During dinner at Scoatney Hall with the Cottons, Cassandra is introduced to the brothers’ English relatives, the Fox-Cottons. Leda Fox-Cotton is a photographer and artist who sees Stephen and immediately wants to make him her model. Cassandra becomes jealous. She is unable to firmly deny Stephen’s affections even though she does not love him. Soon, Simon and Rose become engaged, and the family finds themselves suddenly wealthy.

Rose moves to London with Simon’s mother and Topaz. With Stephen frequently working or modeling and her father behaving irritably, Cassandra spends most of her time keeping up with the castle’s housework. She worries for her father’s mental health but secretly hopes that he has been inspired by the enthusiasm of the Cottons to write again. On Midsummer Eve, Cassandra performs the rites she and Rose usually undertake alone. She is joined by Simon, who is visiting Scoatney Hall for the day. They have dinner at the Hall and dance to his gramophone, during which Simon kisses Cassandra. She realizes that she is in love with him, though she knows he meant little in kissing her because his love for Rose is genuine.

Cassandra grows depressed, is unable to speak with any family member about what happened between herself and Simon, and briefly uses Stephen to assuage her loneliness. When Stephen goes to London again to model for Leda, Cassandra joins him, hoping to confront Rose and figure out whether her sister truly loves Simon. She enjoys an evening with her sister and the Cotton brothers, but Rose admits to not loving Simon. As she still plans to marry him to save the Mortmain family from another period of poverty, Cassandra accuses her of taking advantage of him. She leaves the Cottons’ apartment and spends the night walking through London. She calls Stephen to help her pay for food at a diner, and he asks whether she could learn to love him eventually if they were to marry. Cassandra refuses him.

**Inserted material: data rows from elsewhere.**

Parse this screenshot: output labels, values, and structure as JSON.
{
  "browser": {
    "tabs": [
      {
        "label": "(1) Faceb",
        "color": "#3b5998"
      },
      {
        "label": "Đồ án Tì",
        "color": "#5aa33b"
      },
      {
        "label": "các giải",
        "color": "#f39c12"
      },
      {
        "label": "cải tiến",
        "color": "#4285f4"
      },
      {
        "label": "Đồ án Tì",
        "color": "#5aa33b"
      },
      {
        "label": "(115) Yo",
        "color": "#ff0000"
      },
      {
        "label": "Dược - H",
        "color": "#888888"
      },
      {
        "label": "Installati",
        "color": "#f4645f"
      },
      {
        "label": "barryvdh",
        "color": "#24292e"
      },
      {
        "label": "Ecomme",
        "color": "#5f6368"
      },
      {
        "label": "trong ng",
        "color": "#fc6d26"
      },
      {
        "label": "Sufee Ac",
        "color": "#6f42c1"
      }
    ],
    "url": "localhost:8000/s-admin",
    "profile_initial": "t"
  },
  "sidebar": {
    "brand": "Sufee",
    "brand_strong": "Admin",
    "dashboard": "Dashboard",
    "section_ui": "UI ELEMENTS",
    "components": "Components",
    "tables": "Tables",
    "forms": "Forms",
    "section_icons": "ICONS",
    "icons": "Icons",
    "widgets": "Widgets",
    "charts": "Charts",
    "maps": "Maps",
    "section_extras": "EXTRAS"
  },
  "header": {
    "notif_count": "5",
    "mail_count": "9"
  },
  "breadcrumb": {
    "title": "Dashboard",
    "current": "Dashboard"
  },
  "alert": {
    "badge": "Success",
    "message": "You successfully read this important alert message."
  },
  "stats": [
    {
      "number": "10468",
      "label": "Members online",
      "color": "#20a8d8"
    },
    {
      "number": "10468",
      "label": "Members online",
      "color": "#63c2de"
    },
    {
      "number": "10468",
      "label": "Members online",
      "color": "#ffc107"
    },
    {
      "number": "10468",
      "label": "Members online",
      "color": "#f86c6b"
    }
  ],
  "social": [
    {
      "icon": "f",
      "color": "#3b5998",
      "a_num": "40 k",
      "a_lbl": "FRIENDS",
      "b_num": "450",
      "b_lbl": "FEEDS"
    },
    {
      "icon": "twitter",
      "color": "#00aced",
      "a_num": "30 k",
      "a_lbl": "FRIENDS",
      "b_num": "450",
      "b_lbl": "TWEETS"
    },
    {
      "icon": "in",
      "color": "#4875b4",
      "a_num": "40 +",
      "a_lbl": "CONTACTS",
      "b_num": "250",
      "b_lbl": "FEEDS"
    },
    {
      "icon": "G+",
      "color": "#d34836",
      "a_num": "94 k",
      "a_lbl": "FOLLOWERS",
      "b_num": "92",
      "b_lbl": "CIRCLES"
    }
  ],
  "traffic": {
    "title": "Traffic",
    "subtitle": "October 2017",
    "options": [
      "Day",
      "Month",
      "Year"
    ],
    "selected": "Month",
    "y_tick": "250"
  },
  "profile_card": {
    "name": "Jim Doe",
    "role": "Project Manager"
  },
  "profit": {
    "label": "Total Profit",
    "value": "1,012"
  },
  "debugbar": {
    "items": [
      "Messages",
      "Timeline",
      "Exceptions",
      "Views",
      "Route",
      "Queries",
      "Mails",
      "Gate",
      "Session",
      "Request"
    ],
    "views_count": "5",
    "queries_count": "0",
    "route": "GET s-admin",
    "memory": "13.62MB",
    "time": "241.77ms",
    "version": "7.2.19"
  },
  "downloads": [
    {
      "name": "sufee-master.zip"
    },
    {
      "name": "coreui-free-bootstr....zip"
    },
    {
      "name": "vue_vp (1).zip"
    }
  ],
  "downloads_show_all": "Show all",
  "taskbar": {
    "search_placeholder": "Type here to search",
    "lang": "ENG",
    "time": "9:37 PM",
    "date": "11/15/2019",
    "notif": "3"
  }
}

When Cassandra returns to Godsend Castle, her focus is on her father. She confronts him about his work, discovers that he needs to be shocked into creativity, and initiates a plan to lock him in one of the castle’s towers until he starts writing again. Mortmain is enraged, but after several days, the plan works, and Mortmain begins work on a formalist novel that replicates the emotive experience of creative curiosity. Topaz and Simon unexpectedly show up at the castle, revealing that Rose has left Simon and is missing. They trace a telegram from her to a small seaside town, where Simon and Cassandra discover that she has run away with Neil. It is then that Cassandra realizes Simon will never love her the way he loves Rose, no matter how hard she tries to make him happy.

Rose and Neil move to America so that Neil can start work on a ranch. Mortmain has begun writing again and receives a large advance from multiple publishers. Stephen moves to London permanently to pursue a career in modeling and acting. Simon frequently visits the castle and proposes that Cassandra come with him to America for the winter. Though she still loves him, Cassandra refuses, knowing he still loves Rose. Cassandra finishes her journal with plans to work as an author’s secretary and write a novel.